The Shebab appealed for help earlier this month, saying it would lift a two-year-old ban on foreign aid groups so they could help Somalis suffering from a severe drought.
“We are determined to test that pledge,” said Raj Shah, the USAID administrator. “We would like to see that access expand dramatically and rapidly. But they wanted to provide support to “those populations in critical need and not to terrorist organisations”, he added. Washington has listed the Shebab as a terror group. “We are trying to make sure our humanitarian commitments reach those most vulnerable people,” said Shah. On Wednesday, UN officials declared that two regions in the south of the war-torn country were suffering from famine. Hundreds were dying every day across the Horn of Africa region, the FAO said.

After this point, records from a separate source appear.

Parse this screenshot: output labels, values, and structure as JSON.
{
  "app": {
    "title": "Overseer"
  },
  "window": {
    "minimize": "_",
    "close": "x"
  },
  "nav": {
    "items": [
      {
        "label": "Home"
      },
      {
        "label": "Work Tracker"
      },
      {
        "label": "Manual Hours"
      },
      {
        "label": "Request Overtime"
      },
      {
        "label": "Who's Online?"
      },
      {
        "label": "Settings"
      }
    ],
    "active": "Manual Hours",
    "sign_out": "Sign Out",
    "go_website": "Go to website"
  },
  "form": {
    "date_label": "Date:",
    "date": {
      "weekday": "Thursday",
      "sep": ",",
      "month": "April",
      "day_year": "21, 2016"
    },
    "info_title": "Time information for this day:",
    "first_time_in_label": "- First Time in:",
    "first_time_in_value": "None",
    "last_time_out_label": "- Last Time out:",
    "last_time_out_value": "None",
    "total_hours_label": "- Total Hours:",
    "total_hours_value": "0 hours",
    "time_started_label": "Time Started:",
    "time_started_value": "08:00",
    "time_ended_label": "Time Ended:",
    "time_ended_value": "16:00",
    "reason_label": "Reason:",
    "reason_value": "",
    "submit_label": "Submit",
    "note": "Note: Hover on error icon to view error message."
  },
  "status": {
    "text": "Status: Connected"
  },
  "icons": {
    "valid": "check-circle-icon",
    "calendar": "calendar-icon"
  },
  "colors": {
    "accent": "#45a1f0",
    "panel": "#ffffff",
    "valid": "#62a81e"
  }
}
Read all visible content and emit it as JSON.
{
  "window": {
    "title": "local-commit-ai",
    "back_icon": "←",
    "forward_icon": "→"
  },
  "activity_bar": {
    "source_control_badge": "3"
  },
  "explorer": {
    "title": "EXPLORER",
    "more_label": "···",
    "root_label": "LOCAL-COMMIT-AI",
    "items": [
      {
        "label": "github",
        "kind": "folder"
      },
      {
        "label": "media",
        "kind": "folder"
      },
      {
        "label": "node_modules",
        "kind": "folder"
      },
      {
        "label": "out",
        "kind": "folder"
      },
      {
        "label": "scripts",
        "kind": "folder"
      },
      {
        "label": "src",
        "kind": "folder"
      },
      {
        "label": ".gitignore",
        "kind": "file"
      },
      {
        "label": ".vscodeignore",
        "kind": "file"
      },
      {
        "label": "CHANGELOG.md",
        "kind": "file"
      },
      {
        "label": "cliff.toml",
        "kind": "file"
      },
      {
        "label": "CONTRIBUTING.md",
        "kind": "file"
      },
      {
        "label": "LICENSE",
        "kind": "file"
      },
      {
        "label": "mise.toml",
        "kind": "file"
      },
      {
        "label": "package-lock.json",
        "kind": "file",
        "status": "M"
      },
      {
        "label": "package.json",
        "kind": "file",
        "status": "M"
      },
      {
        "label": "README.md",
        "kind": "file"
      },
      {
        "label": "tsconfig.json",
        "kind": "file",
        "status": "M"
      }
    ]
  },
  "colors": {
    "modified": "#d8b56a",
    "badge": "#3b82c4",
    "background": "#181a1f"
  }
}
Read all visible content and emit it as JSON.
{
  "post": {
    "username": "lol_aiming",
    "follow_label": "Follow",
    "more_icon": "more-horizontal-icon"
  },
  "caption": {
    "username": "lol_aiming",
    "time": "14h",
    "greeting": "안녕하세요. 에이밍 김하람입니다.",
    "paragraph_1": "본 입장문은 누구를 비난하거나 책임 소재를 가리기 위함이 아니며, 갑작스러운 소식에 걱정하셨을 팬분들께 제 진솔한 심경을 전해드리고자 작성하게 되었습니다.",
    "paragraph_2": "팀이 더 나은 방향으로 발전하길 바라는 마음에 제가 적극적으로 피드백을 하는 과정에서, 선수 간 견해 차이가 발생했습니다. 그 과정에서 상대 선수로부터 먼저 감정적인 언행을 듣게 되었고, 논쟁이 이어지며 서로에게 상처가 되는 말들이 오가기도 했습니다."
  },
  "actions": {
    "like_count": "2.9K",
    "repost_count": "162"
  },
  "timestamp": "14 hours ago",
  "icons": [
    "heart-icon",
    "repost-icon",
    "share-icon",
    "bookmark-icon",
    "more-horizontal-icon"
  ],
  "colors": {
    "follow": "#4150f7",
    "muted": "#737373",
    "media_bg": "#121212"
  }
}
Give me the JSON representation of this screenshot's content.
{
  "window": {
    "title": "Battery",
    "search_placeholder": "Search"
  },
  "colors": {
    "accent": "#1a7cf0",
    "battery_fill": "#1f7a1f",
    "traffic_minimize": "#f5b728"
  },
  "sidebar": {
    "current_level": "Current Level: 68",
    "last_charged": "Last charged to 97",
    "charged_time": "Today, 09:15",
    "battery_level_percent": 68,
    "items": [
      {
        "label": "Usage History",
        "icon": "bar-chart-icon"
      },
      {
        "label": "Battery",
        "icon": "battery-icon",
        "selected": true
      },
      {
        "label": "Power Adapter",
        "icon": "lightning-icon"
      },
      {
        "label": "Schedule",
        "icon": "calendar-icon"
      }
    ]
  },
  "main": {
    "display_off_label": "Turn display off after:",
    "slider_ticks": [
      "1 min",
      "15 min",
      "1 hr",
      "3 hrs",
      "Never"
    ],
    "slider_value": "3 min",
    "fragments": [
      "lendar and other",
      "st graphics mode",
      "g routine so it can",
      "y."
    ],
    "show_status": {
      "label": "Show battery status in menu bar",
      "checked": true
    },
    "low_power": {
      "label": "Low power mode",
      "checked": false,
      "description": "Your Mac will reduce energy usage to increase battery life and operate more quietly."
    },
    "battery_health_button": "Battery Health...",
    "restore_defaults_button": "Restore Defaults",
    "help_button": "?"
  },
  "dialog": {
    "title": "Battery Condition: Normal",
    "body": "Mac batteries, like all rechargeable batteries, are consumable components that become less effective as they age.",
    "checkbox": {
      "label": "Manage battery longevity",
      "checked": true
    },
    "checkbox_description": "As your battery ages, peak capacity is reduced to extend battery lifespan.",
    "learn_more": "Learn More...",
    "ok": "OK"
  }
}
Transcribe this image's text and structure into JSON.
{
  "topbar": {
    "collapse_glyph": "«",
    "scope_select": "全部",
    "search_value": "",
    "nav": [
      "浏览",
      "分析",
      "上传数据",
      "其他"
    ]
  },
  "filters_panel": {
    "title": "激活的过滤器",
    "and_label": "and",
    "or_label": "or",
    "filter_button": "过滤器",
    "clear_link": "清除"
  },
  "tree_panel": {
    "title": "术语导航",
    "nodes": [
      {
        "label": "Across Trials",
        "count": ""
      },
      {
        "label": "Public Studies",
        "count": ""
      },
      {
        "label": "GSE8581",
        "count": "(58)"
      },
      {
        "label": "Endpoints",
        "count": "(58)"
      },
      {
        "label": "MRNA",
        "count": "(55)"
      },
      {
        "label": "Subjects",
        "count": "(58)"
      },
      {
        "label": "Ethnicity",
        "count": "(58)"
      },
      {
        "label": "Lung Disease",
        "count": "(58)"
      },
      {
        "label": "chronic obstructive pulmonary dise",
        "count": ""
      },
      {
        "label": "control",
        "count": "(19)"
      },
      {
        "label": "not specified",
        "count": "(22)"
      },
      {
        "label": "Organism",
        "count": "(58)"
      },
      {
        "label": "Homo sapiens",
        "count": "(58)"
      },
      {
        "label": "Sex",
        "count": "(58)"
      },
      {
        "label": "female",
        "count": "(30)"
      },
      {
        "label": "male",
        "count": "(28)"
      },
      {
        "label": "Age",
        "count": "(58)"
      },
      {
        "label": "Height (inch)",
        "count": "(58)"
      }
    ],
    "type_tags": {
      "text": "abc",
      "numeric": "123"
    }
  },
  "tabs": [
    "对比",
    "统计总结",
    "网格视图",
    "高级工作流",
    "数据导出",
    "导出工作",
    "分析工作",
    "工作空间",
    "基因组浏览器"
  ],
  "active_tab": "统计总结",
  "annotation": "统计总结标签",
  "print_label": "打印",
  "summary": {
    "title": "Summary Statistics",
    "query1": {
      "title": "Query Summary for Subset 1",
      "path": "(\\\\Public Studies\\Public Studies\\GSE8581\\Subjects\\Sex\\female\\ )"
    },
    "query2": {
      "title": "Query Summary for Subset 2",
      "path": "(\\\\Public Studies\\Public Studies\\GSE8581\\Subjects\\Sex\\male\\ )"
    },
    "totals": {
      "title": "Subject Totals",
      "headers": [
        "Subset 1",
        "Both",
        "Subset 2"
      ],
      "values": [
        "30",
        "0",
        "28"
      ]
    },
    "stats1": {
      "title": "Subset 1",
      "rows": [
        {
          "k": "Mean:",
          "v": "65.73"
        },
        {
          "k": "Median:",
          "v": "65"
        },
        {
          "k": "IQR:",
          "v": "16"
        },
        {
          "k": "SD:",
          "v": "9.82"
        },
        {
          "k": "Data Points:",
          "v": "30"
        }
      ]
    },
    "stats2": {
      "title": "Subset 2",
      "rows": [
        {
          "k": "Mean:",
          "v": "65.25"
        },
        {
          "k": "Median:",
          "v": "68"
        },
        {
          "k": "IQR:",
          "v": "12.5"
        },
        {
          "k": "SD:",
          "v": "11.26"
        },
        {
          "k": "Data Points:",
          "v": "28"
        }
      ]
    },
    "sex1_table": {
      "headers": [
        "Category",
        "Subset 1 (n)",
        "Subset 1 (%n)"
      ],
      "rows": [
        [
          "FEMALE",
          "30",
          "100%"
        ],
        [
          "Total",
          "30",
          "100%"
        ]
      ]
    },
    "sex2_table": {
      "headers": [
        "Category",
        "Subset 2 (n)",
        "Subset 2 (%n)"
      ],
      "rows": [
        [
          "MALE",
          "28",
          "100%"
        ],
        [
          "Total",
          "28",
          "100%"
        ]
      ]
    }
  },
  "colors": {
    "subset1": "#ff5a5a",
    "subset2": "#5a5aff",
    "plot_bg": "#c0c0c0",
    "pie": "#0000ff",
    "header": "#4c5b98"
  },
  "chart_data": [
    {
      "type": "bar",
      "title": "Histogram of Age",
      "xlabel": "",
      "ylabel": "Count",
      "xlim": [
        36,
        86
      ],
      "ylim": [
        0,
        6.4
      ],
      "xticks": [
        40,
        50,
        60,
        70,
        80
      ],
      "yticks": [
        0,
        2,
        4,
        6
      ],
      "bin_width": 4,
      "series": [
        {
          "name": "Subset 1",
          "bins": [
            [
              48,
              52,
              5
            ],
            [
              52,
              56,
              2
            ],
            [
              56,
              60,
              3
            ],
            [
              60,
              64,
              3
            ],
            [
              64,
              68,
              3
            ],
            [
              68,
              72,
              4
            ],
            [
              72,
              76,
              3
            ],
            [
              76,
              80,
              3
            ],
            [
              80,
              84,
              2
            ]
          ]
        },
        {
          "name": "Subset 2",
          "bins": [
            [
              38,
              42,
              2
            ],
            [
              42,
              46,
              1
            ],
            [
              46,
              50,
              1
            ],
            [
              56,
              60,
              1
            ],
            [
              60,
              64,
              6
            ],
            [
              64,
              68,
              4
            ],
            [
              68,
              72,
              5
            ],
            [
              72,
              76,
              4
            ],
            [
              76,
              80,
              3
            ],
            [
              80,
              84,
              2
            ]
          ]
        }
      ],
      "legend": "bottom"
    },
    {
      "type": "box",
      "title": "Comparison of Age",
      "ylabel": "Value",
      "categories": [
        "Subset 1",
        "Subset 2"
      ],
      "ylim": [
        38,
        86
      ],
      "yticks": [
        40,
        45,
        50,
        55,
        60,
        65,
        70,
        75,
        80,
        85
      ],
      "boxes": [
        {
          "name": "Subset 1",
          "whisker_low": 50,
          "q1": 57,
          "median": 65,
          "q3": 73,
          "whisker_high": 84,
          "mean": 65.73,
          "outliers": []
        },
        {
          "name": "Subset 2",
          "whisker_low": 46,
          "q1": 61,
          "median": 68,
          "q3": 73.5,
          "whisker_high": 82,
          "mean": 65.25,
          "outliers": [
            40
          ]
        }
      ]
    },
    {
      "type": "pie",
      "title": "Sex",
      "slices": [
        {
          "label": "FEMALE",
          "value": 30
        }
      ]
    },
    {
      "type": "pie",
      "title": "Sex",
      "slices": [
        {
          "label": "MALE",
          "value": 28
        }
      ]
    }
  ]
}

The Shebab welcomed the UN’s declaration, which concerned the southern Bakool and Lower Shabelle regions — both under their control — and said they would allow relief aid. Last week, the UN children agency made the first airlift of relief aid to Shebab-held town of Baidoa and said the operation had gone smoothly. “We negotiated with local authorities to ensure a safe landing and the safety of our staff,” said UNICEF spokeswoman Shantha Bloemen.
“We are aiming to reach at least 70,000 children in the next six months, but it’s a huge logistical challenge,” she told AFP.
The agency had worked with a network of local organisation to distribute supplies and independent monitors to ensure the aid reaches those in need, she added. The World Food Programme said it was discussing with other UN offices on how to deliver aid to southern and central Somalia under Shebab rule. “There are discussions about possibly airlifting in some areas,” WFP spokesman in Rome Greg Barrow told AFP. But he said that this was among a number of options they were looking at. The WFP pulled out of the region in early 2010 due to threats and the draconian rules imposed by the insurgents. Barrow made it clear they were aware of the problems getting aid to the drought-hit population.
“We would never hand any relief assistance over to any military entity in Somalia or anywhere else,” he said. “We look for a cooperating partner on the ground in these situations. “We have to work through partners in a situation where we understand there will be rigorous monitoring to ensure the assistance reaches those who need it,” he added.